Saved entries:
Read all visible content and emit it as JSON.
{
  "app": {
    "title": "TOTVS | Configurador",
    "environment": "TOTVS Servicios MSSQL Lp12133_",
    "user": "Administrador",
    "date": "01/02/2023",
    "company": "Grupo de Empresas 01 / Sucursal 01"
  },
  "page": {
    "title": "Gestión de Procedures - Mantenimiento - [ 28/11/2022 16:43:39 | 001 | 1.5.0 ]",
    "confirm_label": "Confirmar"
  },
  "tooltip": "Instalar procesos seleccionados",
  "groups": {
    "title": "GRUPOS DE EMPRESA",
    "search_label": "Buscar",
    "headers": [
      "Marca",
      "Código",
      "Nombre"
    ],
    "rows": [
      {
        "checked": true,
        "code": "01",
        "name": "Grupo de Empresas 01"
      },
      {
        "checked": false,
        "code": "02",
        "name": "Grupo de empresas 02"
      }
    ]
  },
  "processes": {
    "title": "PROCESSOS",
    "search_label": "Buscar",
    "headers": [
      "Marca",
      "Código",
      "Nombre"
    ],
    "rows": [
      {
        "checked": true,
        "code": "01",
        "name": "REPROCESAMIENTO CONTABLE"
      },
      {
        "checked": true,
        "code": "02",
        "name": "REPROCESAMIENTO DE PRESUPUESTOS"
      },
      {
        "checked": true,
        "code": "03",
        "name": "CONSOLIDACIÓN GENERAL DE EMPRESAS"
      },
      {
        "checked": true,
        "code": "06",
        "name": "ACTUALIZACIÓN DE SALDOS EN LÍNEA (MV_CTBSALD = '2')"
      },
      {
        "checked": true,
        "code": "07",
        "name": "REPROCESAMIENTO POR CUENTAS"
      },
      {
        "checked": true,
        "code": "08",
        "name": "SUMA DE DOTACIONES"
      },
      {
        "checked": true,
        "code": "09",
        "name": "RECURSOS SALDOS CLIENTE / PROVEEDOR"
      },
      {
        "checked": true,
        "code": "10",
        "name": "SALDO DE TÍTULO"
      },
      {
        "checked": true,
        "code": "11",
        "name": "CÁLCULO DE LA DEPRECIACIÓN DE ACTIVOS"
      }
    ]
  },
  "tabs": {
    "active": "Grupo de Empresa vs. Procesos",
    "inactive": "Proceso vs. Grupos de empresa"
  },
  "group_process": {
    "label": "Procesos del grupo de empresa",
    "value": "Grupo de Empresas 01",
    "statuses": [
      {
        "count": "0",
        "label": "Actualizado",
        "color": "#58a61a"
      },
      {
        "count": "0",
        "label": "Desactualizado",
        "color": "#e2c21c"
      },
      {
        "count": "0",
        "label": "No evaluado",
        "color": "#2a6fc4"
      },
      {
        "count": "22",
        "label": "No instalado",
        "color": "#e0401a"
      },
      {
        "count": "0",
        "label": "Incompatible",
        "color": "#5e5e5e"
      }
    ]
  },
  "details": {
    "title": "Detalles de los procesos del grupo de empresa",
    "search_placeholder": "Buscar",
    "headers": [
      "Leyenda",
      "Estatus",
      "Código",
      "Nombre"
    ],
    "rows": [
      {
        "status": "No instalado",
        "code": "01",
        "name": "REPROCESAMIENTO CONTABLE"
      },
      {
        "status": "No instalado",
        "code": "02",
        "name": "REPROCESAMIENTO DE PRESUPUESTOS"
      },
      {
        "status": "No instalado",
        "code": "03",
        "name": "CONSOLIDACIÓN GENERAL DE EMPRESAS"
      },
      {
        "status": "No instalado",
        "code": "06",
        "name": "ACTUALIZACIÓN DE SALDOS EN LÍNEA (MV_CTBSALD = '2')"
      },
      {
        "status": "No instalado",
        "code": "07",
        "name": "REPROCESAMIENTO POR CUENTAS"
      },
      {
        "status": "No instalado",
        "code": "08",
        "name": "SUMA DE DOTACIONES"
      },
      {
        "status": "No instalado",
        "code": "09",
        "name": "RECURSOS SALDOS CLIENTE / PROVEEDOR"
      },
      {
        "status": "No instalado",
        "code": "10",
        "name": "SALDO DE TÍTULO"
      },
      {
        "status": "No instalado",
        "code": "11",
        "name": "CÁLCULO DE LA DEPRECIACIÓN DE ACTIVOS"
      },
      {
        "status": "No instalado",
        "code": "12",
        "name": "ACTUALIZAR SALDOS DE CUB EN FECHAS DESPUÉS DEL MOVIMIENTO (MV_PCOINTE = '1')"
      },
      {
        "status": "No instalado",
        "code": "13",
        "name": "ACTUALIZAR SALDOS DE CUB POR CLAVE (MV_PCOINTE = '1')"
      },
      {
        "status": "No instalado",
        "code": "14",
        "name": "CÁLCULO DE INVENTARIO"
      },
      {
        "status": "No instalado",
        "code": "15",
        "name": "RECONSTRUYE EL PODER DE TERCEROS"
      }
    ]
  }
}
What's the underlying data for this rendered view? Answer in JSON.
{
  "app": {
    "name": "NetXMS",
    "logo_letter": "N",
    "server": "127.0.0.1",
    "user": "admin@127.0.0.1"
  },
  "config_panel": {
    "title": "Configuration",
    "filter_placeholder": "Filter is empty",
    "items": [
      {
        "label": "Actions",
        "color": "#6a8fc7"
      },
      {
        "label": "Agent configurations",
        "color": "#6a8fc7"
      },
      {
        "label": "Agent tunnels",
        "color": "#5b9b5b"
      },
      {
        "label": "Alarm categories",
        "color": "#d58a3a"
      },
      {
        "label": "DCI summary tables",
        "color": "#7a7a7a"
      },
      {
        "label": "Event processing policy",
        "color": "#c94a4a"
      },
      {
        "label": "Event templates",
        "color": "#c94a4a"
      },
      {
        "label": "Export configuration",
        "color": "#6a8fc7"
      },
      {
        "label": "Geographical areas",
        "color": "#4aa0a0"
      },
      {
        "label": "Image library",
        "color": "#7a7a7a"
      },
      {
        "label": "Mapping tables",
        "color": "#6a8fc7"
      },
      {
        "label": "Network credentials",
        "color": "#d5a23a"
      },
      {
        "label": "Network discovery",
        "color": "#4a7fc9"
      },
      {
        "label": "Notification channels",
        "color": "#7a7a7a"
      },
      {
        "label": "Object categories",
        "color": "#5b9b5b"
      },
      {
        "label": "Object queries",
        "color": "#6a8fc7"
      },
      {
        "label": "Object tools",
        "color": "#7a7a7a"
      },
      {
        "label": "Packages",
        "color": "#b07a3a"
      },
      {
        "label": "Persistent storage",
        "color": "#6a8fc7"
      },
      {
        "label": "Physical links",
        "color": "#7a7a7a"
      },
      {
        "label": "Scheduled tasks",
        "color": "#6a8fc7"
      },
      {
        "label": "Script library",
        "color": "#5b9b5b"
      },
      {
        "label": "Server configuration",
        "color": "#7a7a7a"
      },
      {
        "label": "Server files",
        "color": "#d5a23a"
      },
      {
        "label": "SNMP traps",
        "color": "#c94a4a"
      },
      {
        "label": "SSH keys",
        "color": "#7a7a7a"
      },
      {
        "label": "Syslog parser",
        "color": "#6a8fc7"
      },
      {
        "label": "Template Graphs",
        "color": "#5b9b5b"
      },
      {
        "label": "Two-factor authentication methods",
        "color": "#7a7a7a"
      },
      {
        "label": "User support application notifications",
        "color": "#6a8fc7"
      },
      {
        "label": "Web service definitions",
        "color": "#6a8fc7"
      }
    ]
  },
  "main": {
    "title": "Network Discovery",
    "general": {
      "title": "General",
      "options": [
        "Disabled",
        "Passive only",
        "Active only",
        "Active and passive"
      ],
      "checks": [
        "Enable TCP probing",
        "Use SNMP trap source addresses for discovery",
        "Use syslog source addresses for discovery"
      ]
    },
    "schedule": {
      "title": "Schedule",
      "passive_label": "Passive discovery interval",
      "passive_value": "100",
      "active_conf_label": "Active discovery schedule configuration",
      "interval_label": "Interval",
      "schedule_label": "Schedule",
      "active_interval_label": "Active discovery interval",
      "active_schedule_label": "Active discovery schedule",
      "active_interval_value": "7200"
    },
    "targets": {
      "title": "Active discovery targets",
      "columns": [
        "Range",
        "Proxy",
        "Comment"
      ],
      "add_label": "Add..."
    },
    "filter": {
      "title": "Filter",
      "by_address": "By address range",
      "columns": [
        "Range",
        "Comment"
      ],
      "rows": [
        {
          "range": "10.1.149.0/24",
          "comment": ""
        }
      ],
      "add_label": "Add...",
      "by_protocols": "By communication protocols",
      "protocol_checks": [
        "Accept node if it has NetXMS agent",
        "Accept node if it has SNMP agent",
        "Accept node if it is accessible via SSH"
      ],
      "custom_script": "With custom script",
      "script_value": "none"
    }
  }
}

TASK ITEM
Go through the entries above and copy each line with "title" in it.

RESPONSE TO THIS EXERCISE
    "title": "TOTVS | Configurador",
    "title": "Gestión de Procedures - Mantenimiento - [ 28/11/2022 16:43:39 | 001 | 1.5.0 ]",
    "title": "GRUPOS DE EMPRESA",
    "title": "PROCESSOS",
    "title": "Detalles de los procesos del grupo de empresa",
    "title": "Configuration",
    "title": "Network Discovery",
      "title": "General",
      "title": "Schedule",
      "title": "Active discovery targets",
      "title": "Filter",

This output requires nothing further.